Having waited for a few minutes, hunters should move on to their second task: searching for the shot site. If the animal has been hit there are always indications: blood, hair or splinters of bone. It’s important that this task is carried out alone. You shouldn’t try to pinpoint the spot as a group, or go there one after another. And don’t let dogs near the place, especially inexperienced ones. 

Too many pairs of feet walking across the area where the beast was hit can destroy important clues or even create a false trail. Once again, you can compare it to police work, where the crime scene needs to be protected until the forensics team has finished collecting all the evidence. Once a hunter has found and marked the shot site, he can move on to the third and final task: following the trail left by the animal for 50m. 

Once again, our hunter confirmed that he had taken the correct course of action. After a half-hour wait he set off to search the forest for the shot site. To his surprise, he found only blood — no deer. Although it can be tempting to try to track the animal over a greater distance, particularly when there seem to be plenty of signs to show its passing, it doesn’t make the final search any easier. It’s much better for the hunter to scan the first 50m carefully and mark all the evidence he finds. Blood is especially important to note as it can be washed away by rain — although our dogs can still smell it. Marking the evidence can be done by pushing a long, slender branch into the ground or by tying red ribbons to tree boughs in a wooded area.


Experienced handler

If you still can’t see the animal lying dead after following the trail for 50m, it’s time to contact an experienced dog handler, ideally someone working with an association whose dog is trained to pick up a track. All your patient observation and careful marking of the shot site will help the handler locate your missing game quickly and efficiently. 

As our hunter was unable to mark any evidence, he sat tight and waited for Jazz and I to arrive.
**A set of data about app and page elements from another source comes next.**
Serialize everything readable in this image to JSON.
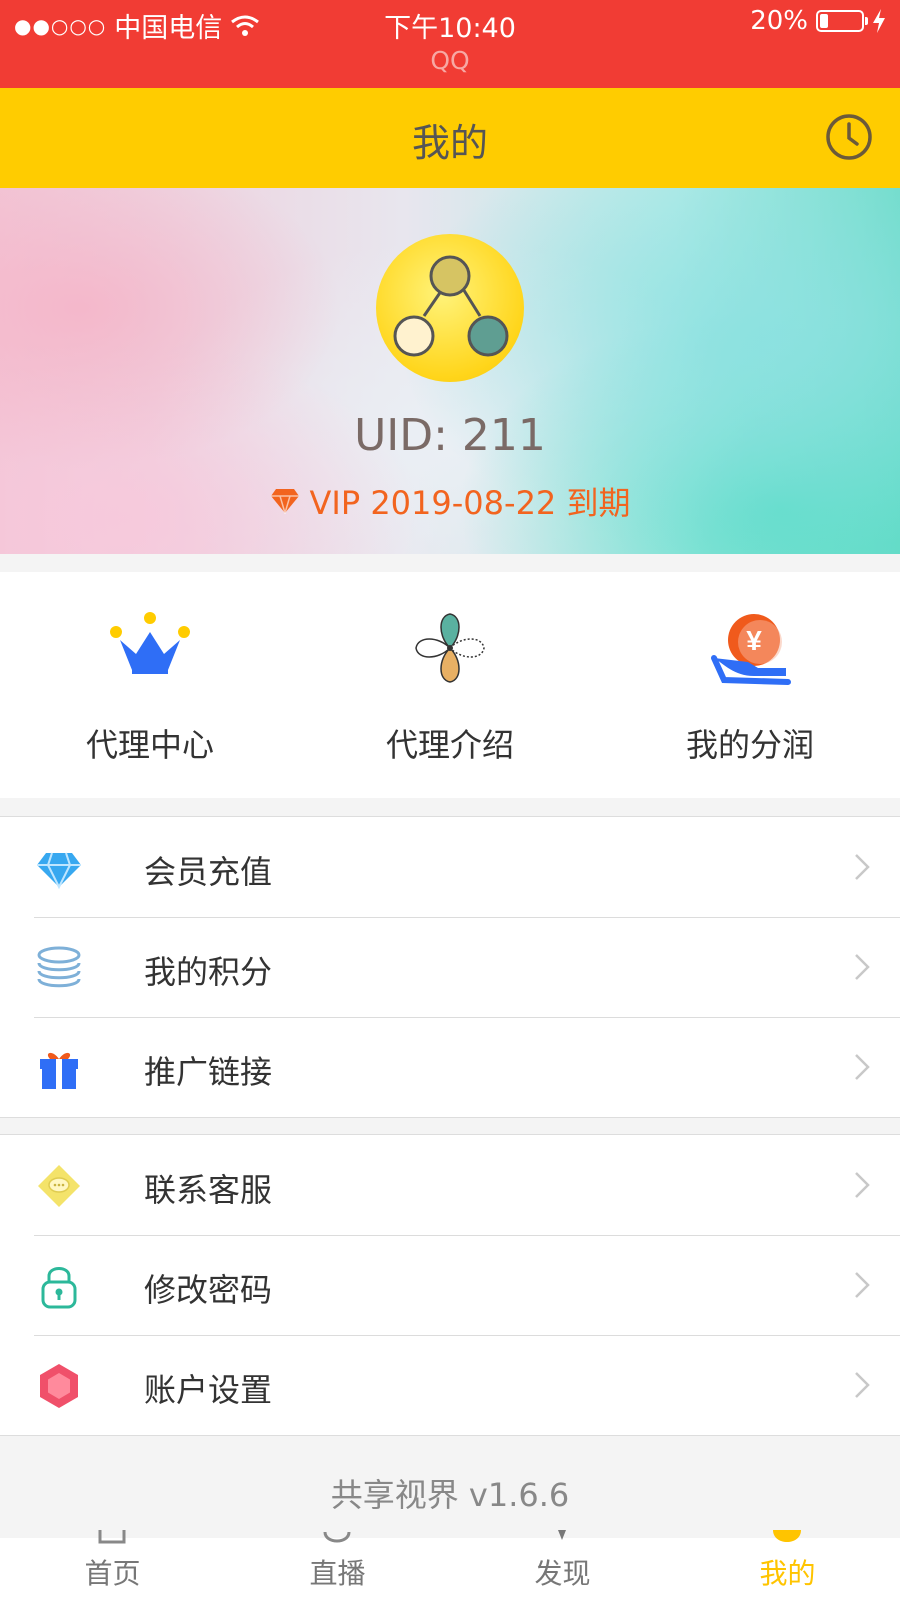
{
  "status_bar": {
    "signal": "●●○○○",
    "carrier": "中国电信",
    "time": "下午10:40",
    "battery_percent": "20%",
    "battery_level": 0.2,
    "sub_label": "QQ"
  },
  "nav": {
    "title": "我的",
    "right_icon": "clock-icon"
  },
  "profile": {
    "avatar_icon": "share-nodes-icon",
    "uid": "UID: 211",
    "vip_text": "VIP 2019-08-22 到期",
    "vip_icon": "diamond-icon"
  },
  "agent_items": [
    {
      "label": "代理中心",
      "icon": "crown-icon"
    },
    {
      "label": "代理介绍",
      "icon": "clover-icon"
    },
    {
      "label": "我的分润",
      "icon": "yen-hand-icon"
    }
  ],
  "menu_group_1": [
    {
      "label": "会员充值",
      "icon": "diamond-icon"
    },
    {
      "label": "我的积分",
      "icon": "coins-icon"
    },
    {
      "label": "推广链接",
      "icon": "gift-icon"
    }
  ],
  "menu_group_2": [
    {
      "label": "联系客服",
      "icon": "chat-icon"
    },
    {
      "label": "修改密码",
      "icon": "lock-icon"
    },
    {
      "label": "账户设置",
      "icon": "hexagon-icon"
    }
  ],
  "version": "共享视界 v1.6.6",
  "tabs": [
    {
      "label": "首页",
      "active": false
    },
    {
      "label": "直播",
      "active": false
    },
    {
      "label": "发现",
      "active": false
    },
    {
      "label": "我的",
      "active": true
    }
  ],
  "colors": {
    "status_bar": "#f13c34",
    "nav_bar": "#ffcc00",
    "vip_orange": "#f2641f",
    "tab_active": "#ffc400"
  }
}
We concluded that the shot was a good one, as we progressed metre by metre. In some places Jazz spotted blood traces; we were on the right track. The Hanoverian’s nose soon caught a scent and he indicated the deer in cover. We hadn’t seen the deer yet, there was no need for us to. The characteristic behaviour of the breed, with his tail up and neck hair in a firm comb, were clear signs that the deer was still alive. 

Our hunter carefully approached to deliver a final shot. The successful recovery was aided by his honest testimony. The truth will be uncovered in any case, and there will be fewer red faces if you tell the real story from the start.